blogMy previous blog post focused on a mystery: the apparent indentations of paper clips on United States Purple Heart forever stamps that were used to mail payments to the circulation department of my employer, Amos Media in Sidney, Ohio. Read More ›
Watch as Linn’s Stamp News senior editor Denise McCarty discusses Great Britain’s final stamp issue for 2015, a Star Wars prestige booklet, and reveals what is included in its stamp program for 2016.
Watch as Linn’s Stamp News managing editor Chad Snee discusses a registered 1967 cover from Qatar that recently sold for almost $1,200 and the latest discovery of an Upright Jenny Invert pane.
Watch as Linn’s Stamp News editorial director Donna Houseman announces that Linn’s has been named official daily publisher of World Stamp Show-NY 2016 and provides an update on the reorganization of the Scott catalogs.
Watch as Linn’s Stamp News senior editor Marty Frankevicz reports on the suspension of Canada Post’s cluster box conversion plan after the election of a new prime minister.
It is always a treat to get to see stamp dealers’ own collections.
In the recently concluded Linn’s United States Stamp Popularity Poll, the Circus Posters set of eight stamps was chosen as the overall favorite issue of 2014.
Dispersal of the splendid Daniel B. Curtis collection continued March 25, with Robert A. Siegel Auction Galleries gaveling items from United States back-of-the-book and possessions.

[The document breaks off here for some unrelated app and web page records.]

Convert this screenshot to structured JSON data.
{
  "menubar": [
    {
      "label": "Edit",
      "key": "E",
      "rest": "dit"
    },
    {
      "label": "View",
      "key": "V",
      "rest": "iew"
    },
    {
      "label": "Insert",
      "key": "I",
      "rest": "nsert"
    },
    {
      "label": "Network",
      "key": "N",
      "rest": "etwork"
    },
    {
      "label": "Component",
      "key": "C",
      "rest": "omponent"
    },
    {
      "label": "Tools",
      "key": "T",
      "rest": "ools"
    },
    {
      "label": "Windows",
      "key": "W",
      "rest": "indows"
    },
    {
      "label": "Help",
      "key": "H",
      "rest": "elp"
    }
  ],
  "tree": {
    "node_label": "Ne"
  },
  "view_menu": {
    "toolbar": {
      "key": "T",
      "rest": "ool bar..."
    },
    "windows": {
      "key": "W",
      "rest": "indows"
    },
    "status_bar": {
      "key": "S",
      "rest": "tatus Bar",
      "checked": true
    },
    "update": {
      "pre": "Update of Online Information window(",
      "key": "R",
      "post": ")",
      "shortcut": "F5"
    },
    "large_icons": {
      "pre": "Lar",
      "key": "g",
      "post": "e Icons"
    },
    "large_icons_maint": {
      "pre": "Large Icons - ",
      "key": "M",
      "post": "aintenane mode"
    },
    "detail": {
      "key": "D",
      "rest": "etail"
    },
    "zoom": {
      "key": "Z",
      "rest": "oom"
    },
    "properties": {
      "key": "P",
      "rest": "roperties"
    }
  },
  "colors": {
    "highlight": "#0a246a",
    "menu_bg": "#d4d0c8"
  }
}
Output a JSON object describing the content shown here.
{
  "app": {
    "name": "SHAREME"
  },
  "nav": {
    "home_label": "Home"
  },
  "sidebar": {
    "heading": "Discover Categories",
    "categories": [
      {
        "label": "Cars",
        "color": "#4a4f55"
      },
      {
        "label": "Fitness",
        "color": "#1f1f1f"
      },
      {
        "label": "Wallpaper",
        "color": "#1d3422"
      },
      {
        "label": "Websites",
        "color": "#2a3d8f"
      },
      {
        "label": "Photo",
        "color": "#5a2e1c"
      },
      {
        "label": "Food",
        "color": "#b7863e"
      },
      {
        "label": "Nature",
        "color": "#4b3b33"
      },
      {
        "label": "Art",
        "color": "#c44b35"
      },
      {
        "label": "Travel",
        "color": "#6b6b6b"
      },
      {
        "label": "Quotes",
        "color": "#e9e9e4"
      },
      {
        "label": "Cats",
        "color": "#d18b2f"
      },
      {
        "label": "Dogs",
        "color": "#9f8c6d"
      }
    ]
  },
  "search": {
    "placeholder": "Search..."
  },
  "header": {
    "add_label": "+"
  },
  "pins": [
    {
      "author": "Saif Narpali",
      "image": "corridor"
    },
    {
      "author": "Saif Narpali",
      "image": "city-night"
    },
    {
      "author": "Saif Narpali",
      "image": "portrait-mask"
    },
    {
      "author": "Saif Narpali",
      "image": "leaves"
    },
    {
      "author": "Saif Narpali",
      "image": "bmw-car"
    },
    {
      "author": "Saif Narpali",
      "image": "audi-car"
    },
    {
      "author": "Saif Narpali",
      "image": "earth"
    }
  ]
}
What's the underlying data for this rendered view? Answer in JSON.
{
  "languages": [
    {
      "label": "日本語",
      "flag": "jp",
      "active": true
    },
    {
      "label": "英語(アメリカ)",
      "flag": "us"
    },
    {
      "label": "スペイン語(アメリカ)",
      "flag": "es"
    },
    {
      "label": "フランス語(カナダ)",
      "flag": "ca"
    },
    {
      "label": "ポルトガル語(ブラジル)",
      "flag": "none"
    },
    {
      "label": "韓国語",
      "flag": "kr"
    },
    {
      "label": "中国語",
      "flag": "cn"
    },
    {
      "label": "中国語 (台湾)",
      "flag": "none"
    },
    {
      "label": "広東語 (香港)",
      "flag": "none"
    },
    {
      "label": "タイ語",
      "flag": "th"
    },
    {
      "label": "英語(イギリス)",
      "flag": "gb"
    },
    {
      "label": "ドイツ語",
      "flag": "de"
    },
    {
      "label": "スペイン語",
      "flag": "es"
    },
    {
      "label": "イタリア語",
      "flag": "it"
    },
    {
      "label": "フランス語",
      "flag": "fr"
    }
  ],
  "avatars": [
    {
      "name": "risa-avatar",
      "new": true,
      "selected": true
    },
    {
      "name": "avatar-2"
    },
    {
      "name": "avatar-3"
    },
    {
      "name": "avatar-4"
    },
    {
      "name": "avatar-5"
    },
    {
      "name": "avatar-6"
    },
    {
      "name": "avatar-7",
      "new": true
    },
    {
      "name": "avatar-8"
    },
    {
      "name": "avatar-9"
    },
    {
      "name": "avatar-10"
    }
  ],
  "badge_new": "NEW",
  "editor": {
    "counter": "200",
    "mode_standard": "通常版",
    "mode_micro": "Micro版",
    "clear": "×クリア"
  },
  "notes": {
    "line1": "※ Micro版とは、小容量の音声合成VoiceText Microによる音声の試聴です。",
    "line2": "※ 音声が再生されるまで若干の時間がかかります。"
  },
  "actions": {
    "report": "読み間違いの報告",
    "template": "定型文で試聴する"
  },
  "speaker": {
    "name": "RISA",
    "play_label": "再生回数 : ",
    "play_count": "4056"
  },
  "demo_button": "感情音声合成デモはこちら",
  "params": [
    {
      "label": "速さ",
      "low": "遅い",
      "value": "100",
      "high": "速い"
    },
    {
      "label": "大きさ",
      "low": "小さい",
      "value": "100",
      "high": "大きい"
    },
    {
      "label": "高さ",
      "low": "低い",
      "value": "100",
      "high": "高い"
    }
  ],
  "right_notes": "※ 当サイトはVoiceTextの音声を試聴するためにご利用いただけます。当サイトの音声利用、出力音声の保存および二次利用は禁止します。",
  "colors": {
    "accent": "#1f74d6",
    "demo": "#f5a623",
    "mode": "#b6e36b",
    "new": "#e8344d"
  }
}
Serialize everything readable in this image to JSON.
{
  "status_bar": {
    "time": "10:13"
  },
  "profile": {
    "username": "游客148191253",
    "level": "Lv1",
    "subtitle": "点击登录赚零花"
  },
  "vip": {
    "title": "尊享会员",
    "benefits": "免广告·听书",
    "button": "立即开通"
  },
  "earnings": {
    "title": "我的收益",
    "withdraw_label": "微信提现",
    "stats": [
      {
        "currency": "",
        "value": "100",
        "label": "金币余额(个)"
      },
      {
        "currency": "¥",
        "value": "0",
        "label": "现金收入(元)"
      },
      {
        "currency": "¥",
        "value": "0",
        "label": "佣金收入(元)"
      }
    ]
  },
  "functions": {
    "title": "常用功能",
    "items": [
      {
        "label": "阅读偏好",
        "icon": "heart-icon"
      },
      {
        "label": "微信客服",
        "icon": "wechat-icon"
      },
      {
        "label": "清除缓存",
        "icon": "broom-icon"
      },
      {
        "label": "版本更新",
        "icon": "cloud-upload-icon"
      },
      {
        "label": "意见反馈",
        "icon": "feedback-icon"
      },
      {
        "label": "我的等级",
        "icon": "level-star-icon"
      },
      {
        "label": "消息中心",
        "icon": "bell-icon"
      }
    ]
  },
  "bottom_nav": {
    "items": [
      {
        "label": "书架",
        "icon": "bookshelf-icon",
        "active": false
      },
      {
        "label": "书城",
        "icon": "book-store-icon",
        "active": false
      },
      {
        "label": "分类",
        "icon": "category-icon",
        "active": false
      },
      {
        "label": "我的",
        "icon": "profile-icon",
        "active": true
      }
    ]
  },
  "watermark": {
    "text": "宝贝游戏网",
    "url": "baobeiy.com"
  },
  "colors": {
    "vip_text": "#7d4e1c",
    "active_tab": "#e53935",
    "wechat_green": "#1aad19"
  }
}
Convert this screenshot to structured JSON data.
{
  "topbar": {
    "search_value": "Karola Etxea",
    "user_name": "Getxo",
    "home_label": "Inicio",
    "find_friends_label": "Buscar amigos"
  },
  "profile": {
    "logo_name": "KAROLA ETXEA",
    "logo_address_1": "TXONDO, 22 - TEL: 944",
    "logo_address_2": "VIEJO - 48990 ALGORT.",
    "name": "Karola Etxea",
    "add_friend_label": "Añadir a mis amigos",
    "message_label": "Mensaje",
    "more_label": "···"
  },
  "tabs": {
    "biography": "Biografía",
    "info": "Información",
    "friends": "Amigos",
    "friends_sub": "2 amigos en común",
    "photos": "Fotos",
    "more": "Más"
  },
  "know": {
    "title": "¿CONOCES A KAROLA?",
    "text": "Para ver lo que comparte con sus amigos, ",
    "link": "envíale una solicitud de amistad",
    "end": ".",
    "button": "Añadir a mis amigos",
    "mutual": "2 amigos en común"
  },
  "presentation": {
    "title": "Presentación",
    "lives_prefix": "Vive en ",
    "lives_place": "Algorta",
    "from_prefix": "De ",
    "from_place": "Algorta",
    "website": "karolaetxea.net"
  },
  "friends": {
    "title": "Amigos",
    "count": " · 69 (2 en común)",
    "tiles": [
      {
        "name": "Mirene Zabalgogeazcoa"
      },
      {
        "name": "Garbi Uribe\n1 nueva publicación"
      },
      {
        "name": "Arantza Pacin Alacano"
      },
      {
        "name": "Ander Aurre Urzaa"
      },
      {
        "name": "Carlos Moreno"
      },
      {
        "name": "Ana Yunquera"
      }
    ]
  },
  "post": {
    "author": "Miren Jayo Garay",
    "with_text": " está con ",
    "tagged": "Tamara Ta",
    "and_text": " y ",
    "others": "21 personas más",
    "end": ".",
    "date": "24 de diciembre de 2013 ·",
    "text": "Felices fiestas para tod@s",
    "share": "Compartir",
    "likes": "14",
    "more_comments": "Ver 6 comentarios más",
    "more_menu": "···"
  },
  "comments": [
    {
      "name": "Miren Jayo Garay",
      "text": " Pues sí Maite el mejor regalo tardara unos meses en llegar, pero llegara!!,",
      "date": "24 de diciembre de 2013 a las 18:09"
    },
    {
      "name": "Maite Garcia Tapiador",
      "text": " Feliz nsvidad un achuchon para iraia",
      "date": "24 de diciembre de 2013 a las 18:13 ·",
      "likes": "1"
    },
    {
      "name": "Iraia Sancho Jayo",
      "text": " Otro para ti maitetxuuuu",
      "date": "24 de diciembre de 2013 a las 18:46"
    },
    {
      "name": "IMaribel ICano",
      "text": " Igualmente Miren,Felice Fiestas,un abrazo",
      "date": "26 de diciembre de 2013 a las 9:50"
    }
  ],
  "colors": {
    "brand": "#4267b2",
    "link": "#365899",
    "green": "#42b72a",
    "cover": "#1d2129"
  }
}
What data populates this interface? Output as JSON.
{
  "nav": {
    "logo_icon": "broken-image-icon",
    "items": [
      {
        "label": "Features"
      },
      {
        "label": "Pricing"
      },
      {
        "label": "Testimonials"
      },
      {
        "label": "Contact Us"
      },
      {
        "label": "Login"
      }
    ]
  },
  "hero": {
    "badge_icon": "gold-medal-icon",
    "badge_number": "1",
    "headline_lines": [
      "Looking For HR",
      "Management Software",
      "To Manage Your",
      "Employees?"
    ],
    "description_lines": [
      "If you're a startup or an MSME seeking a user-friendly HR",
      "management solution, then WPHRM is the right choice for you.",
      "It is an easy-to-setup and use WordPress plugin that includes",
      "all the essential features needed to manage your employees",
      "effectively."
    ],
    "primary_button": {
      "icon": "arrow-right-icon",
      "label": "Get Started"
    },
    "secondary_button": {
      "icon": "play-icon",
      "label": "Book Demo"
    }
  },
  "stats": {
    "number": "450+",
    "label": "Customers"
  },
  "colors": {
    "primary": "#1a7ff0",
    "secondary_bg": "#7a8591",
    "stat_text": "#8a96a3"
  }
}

The 175th anniversary of the first postage stamp, Great Britain's Penny Black, is May 6, but the stamp was placed on sale May 1, 1840, for mailers to use beginning on May 6, the designated issue date.